### Your goal
A verbatim copy of every record is needed.

================================

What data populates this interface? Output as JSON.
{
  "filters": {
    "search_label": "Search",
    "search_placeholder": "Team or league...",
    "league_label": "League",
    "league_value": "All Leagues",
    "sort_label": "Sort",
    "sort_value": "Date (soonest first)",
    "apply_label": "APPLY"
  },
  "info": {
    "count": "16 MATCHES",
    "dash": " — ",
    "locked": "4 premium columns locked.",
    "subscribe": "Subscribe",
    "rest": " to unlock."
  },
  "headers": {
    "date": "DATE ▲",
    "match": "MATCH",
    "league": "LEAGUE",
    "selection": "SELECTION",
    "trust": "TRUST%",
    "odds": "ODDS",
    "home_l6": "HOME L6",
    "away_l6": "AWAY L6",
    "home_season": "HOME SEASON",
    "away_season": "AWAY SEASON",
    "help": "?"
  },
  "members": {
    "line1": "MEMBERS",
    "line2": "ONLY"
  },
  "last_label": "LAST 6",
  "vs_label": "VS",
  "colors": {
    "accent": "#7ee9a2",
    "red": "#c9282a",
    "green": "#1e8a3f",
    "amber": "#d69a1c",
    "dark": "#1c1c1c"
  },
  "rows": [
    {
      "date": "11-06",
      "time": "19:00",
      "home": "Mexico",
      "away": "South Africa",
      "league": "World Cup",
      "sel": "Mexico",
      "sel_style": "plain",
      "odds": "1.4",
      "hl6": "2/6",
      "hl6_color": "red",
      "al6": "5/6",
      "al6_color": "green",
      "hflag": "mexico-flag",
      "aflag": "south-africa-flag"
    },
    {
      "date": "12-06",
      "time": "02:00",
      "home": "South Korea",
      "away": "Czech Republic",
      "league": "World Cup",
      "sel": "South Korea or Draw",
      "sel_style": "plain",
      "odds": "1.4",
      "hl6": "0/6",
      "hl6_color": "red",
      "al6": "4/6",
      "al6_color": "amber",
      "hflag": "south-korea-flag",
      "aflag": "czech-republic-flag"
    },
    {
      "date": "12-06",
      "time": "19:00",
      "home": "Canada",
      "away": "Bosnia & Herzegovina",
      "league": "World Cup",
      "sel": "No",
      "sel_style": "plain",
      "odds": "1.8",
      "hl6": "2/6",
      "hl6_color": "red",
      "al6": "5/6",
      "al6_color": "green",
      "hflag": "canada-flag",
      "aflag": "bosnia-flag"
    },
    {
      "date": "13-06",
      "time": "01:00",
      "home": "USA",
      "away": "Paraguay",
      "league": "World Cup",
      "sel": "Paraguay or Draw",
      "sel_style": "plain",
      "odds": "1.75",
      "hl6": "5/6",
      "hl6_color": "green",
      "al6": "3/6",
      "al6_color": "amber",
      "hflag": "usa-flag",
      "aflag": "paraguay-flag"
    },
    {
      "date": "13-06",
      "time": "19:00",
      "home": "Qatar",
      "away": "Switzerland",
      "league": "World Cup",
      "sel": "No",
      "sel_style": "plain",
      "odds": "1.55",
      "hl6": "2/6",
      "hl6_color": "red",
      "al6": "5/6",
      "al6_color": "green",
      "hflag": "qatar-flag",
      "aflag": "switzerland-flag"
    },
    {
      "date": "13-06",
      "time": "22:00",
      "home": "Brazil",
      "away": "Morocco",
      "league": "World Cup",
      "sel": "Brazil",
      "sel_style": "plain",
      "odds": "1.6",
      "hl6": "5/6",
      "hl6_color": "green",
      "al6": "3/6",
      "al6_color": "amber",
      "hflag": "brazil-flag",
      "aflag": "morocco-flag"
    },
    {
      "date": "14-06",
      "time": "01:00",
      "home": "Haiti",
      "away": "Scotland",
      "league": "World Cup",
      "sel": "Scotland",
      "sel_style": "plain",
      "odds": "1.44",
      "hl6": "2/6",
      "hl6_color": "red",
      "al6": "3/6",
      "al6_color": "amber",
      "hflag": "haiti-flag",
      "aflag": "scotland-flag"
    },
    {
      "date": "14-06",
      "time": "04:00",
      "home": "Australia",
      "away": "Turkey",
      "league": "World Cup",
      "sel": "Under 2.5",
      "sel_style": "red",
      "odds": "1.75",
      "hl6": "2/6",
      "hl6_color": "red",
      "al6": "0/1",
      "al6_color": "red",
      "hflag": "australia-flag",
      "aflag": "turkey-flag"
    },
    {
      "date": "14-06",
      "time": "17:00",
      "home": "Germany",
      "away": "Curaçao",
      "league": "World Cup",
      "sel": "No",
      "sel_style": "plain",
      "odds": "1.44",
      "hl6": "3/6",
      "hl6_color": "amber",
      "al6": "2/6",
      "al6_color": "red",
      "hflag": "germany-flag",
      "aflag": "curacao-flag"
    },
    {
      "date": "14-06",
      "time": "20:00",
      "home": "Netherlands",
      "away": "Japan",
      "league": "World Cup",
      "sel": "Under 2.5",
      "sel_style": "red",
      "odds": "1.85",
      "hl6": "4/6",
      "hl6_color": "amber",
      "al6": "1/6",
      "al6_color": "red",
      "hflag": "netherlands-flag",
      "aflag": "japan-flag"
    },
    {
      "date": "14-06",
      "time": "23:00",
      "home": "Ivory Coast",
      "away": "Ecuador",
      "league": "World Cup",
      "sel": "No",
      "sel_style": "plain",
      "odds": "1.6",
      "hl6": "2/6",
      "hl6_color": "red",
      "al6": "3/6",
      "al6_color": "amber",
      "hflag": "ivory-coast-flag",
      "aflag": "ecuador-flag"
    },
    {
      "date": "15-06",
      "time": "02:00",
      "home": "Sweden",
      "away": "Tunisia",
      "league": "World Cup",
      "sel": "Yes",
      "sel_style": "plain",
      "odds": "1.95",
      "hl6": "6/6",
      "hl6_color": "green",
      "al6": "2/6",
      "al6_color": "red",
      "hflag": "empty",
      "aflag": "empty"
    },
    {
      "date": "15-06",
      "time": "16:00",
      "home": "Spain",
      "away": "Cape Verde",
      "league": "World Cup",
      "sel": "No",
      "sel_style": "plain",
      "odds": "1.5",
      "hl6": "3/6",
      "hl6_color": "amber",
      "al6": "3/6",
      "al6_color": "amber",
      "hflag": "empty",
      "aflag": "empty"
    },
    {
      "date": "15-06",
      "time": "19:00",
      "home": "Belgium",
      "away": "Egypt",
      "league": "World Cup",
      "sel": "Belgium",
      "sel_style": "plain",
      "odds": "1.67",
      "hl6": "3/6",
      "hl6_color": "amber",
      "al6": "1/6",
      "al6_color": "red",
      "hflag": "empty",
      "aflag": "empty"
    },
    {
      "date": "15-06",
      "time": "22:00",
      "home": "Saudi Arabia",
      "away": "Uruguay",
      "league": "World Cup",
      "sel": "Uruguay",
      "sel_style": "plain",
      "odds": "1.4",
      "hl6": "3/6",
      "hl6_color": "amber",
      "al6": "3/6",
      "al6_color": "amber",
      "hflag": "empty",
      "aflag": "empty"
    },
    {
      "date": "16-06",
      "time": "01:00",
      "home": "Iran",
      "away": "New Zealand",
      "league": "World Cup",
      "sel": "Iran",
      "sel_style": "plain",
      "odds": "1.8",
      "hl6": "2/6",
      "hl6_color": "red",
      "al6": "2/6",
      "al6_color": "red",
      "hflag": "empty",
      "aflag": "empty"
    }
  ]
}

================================

### Written reply
What data populates this interface? Output as JSON.
{
  "filters": {
    "search_label": "Search",
    "search_placeholder": "Team or league...",
    "league_label": "League",
    "league_value": "All Leagues",
    "sort_label": "Sort",
    "sort_value": "Date (soonest first)",
    "apply_label": "APPLY"
  },
  "info": {
    "count": "16 MATCHES",
    "dash": " — ",
    "locked": "4 premium columns locked.",
    "subscribe": "Subscribe",
    "rest": " to unlock."
  },
  "headers": {
    "date": "DATE ▲",
    "match": "MATCH",
    "league": "LEAGUE",
    "selection": "SELECTION",
    "trust": "TRUST%",
    "odds": "ODDS",
    "home_l6": "HOME L6",
    "away_l6": "AWAY L6",
    "home_season": "HOME SEASON",
    "away_season": "AWAY SEASON",
    "help": "?"
  },
  "members": {
    "line1": "MEMBERS",
    "line2": "ONLY"
  },
  "last_label": "LAST 6",
  "vs_label": "VS",
  "colors": {
    "accent": "#7ee9a2",
    "red": "#c9282a",
    "green": "#1e8a3f",
    "amber": "#d69a1c",
    "dark": "#1c1c1c"
  },
  "rows": [
    {
      "date": "11-06",
      "time": "19:00",
      "home": "Mexico",
      "away": "South Africa",
      "league": "World Cup",
      "sel": "Mexico",
      "sel_style": "plain",
      "odds": "1.4",
      "hl6": "2/6",
      "hl6_color": "red",
      "al6": "5/6",
      "al6_color": "green",
      "hflag": "mexico-flag",
      "aflag": "south-africa-flag"
    },
    {
      "date": "12-06",
      "time": "02:00",
      "home": "South Korea",
      "away": "Czech Republic",
      "league": "World Cup",
      "sel": "South Korea or Draw",
      "sel_style": "plain",
      "odds": "1.4",
      "hl6": "0/6",
      "hl6_color": "red",
      "al6": "4/6",
      "al6_color": "amber",
      "hflag": "south-korea-flag",
      "aflag": "czech-republic-flag"
    },
    {
      "date": "12-06",
      "time": "19:00",
      "home": "Canada",
      "away": "Bosnia & Herzegovina",
      "league": "World Cup",
      "sel": "No",
      "sel_style": "plain",
      "odds": "1.8",
      "hl6": "2/6",
      "hl6_color": "red",
      "al6": "5/6",
      "al6_color": "green",
      "hflag": "canada-flag",
      "aflag": "bosnia-flag"
    },
    {
      "date": "13-06",
      "time": "01:00",
      "home": "USA",
      "away": "Paraguay",
      "league": "World Cup",
      "sel": "Paraguay or Draw",
      "sel_style": "plain",
      "odds": "1.75",
      "hl6": "5/6",
      "hl6_color": "green",
      "al6": "3/6",
      "al6_color": "amber",
      "hflag": "usa-flag",
      "aflag": "paraguay-flag"
    },
    {
      "date": "13-06",
      "time": "19:00",
      "home": "Qatar",
      "away": "Switzerland",
      "league": "World Cup",
      "sel": "No",
      "sel_style": "plain",
      "odds": "1.55",
      "hl6": "2/6",
      "hl6_color": "red",
      "al6": "5/6",
      "al6_color": "green",
      "hflag": "qatar-flag",
      "aflag": "switzerland-flag"
    },
    {
      "date": "13-06",
      "time": "22:00",
      "home": "Brazil",
      "away": "Morocco",
      "league": "World Cup",
      "sel": "Brazil",
      "sel_style": "plain",
      "odds": "1.6",
      "hl6": "5/6",
      "hl6_color": "green",
      "al6": "3/6",
      "al6_color": "amber",
      "hflag": "brazil-flag",
      "aflag": "morocco-flag"
    },
    {
      "date": "14-06",
      "time": "01:00",
      "home": "Haiti",
      "away": "Scotland",
      "league": "World Cup",
      "sel": "Scotland",
      "sel_style": "plain",
      "odds": "1.44",
      "hl6": "2/6",
      "hl6_color": "red",
      "al6": "3/6",
      "al6_color": "amber",
      "hflag": "haiti-flag",
      "aflag": "scotland-flag"
    },
    {
      "date": "14-06",
      "time": "04:00",
      "home": "Australia",
      "away": "Turkey",
      "league": "World Cup",
      "sel": "Under 2.5",
      "sel_style": "red",
      "odds": "1.75",
      "hl6": "2/6",
      "hl6_color": "red",
      "al6": "0/1",
      "al6_color": "red",
      "hflag": "australia-flag",
      "aflag": "turkey-flag"
    },
    {
      "date": "14-06",
      "time": "17:00",
      "home": "Germany",
      "away": "Curaçao",
      "league": "World Cup",
      "sel": "No",
      "sel_style": "plain",
      "odds": "1.44",
      "hl6": "3/6",
      "hl6_color": "amber",
      "al6": "2/6",
      "al6_color": "red",
      "hflag": "germany-flag",
      "aflag": "curacao-flag"
    },
    {
      "date": "14-06",
      "time": "20:00",
      "home": "Netherlands",
      "away": "Japan",
      "league": "World Cup",
      "sel": "Under 2.5",
      "sel_style": "red",
      "odds": "1.85",
      "hl6": "4/6",
      "hl6_color": "amber",
      "al6": "1/6",
      "al6_color": "red",
      "hflag": "netherlands-flag",
      "aflag": "japan-flag"
    },
    {
      "date": "14-06",
      "time": "23:00",
      "home": "Ivory Coast",
      "away": "Ecuador",
      "league": "World Cup",
      "sel": "No",
      "sel_style": "plain",
      "odds": "1.6",
      "hl6": "2/6",
      "hl6_color": "red",
      "al6": "3/6",
      "al6_color": "amber",
      "hflag": "ivory-coast-flag",
      "aflag": "ecuador-flag"
    },
    {
      "date": "15-06",
      "time": "02:00",
      "home": "Sweden",
      "away": "Tunisia",
      "league": "World Cup",
      "sel": "Yes",
      "sel_style": "plain",
      "odds": "1.95",
      "hl6": "6/6",
      "hl6_color": "green",
      "al6": "2/6",
      "al6_color": "red",
      "hflag": "empty",
      "aflag": "empty"
    },
    {
      "date": "15-06",
      "time": "16:00",
      "home": "Spain",
      "away": "Cape Verde",
      "league": "World Cup",
      "sel": "No",
      "sel_style": "plain",
      "odds": "1.5",
      "hl6": "3/6",
      "hl6_color": "amber",
      "al6": "3/6",
      "al6_color": "amber",
      "hflag": "empty",
      "aflag": "empty"
    },
    {
      "date": "15-06",
      "time": "19:00",
      "home": "Belgium",
      "away": "Egypt",
      "league": "World Cup",
      "sel": "Belgium",
      "sel_style": "plain",
      "odds": "1.67",
      "hl6": "3/6",
      "hl6_color": "amber",
      "al6": "1/6",
      "al6_color": "red",
      "hflag": "empty",
      "aflag": "empty"
    },
    {
      "date": "15-06",
      "time": "22:00",
      "home": "Saudi Arabia",
      "away": "Uruguay",
      "league": "World Cup",
      "sel": "Uruguay",
      "sel_style": "plain",
      "odds": "1.4",
      "hl6": "3/6",
      "hl6_color": "amber",
      "al6": "3/6",
      "al6_color": "amber",
      "hflag": "empty",
      "aflag": "empty"
    },
    {
      "date": "16-06",
      "time": "01:00",
      "home": "Iran",
      "away": "New Zealand",
      "league": "World Cup",
      "sel": "Iran",
      "sel_style": "plain",
      "odds": "1.8",
      "hl6": "2/6",
      "hl6_color": "red",
      "al6": "2/6",
      "al6_color": "red",
      "hflag": "empty",
      "aflag": "empty"
    }
  ]
}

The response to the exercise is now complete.